However, developers and users need a way to share their work and learn about available Apps for IGB. To meet this need, we created a new "App Store" Web site where developers can upload their Apps, create and share documentation, and release new versions to users (Figure 1). To implement the App Store for IGB, we forked the open source Cytoscape App Store code and added new features and improvements. (Cytoscape 3.0 is also an OSGi-based application.) Major changes to the code base included transforming App Store into an OSGi bundle repository as per the OSGi Repository 1.0 specification and enabling App Store to use Amazon Web Services resources for storage and deployment. To enable users to install and update Apps from App Web pages within App Store, we added an App Store-specific REST endpoint to IGB itself. Javascript code running within App Store Web pages uses the endpoint to find out if IGB is running, which version (if any) of the App is installed in IGB, and whether or not the installed version has a new version available in App Store.

Although IGB App Store is a fork of Cytoscape App Store, our changes are too extensive to permit a simple merge with into the upstream code base. Nonetheless, ideas implemented in the App Store for IGB can translate to other Java programs that use OSGi to implement plugable Apps, including Cytoscape.

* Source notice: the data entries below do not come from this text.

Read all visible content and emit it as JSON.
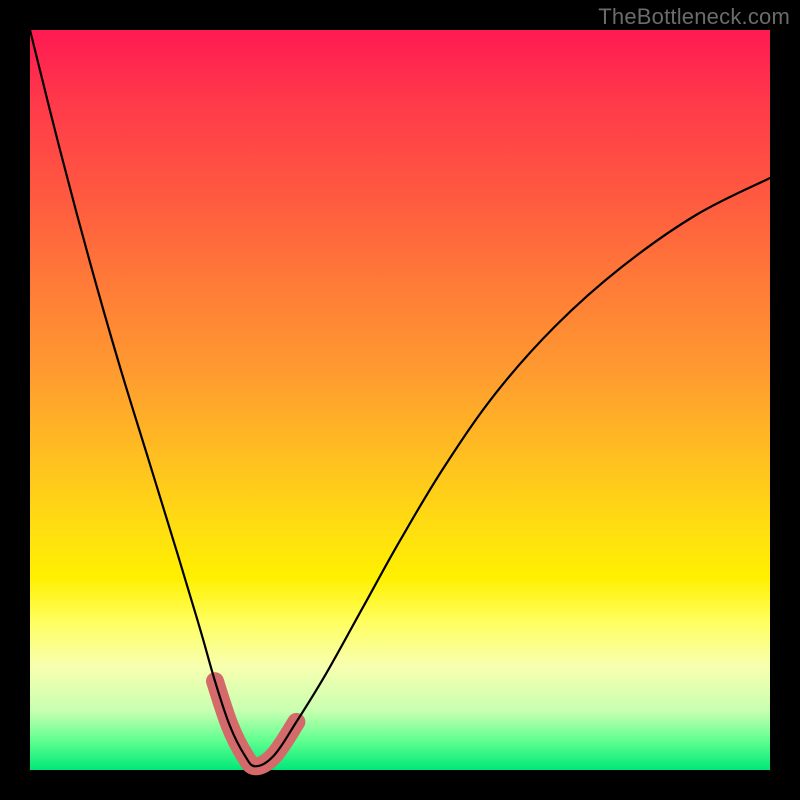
{
  "watermark": "TheBottleneck.com",
  "colors": {
    "frame": "#000000",
    "gradient_top": "#ff1a52",
    "gradient_bottom": "#00e878",
    "curve": "#000000",
    "highlight": "#d46a6a"
  },
  "chart_data": {
    "type": "line",
    "title": "",
    "xlabel": "",
    "ylabel": "",
    "xlim": [
      0,
      100
    ],
    "ylim": [
      0,
      100
    ],
    "series": [
      {
        "name": "bottleneck-curve",
        "x": [
          0,
          4,
          8,
          12,
          16,
          20,
          23,
          25,
          27,
          29,
          30.5,
          33,
          36,
          40,
          45,
          50,
          56,
          63,
          71,
          80,
          90,
          100
        ],
        "y": [
          100,
          84,
          69,
          55,
          42,
          29,
          19,
          12,
          6,
          2,
          0.5,
          2,
          6.5,
          13,
          22,
          31,
          41,
          51,
          60,
          68,
          75,
          80
        ]
      }
    ],
    "highlight": {
      "name": "valley-highlight",
      "x": [
        25,
        27,
        29,
        30.5,
        33,
        36
      ],
      "y": [
        12,
        6,
        2,
        0.5,
        2,
        6.5
      ]
    }
  }
}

Speakers
avatar for Ann Loraine

Ann Loraine

Professor, UNC Charlotte
I develop Integrated Genome Browser that integrates with Galaxy using the external viewer API. I'm interested in building more connections between visualization tools like IGB and Galaxy using APIs.


Tuesday July 21, 2020 02:30 - 02:35 EDT
BOSC